= Your objective =
Every line with the string "Membership" must be copied from the entries below.

= Working data =

===============

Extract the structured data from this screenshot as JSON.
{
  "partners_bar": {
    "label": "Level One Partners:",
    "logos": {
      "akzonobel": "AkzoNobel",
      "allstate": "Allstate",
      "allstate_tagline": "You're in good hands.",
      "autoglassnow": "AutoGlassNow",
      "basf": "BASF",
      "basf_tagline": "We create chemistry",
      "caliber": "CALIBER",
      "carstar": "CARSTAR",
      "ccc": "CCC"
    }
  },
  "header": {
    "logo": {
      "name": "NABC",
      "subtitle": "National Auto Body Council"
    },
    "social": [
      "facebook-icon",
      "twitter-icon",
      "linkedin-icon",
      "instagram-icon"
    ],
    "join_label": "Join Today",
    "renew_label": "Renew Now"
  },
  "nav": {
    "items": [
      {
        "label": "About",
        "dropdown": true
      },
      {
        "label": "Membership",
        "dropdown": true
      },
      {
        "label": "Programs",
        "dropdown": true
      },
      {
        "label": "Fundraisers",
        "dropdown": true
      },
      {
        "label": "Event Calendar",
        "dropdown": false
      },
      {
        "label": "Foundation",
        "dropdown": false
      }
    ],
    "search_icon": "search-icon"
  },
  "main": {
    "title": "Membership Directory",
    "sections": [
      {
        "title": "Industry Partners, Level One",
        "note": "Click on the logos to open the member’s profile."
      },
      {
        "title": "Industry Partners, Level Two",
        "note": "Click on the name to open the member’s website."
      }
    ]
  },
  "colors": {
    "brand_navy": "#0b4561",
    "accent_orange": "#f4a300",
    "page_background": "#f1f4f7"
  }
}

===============

= Response to this exercise =
        "label": "Membership",
    "title": "Membership Directory",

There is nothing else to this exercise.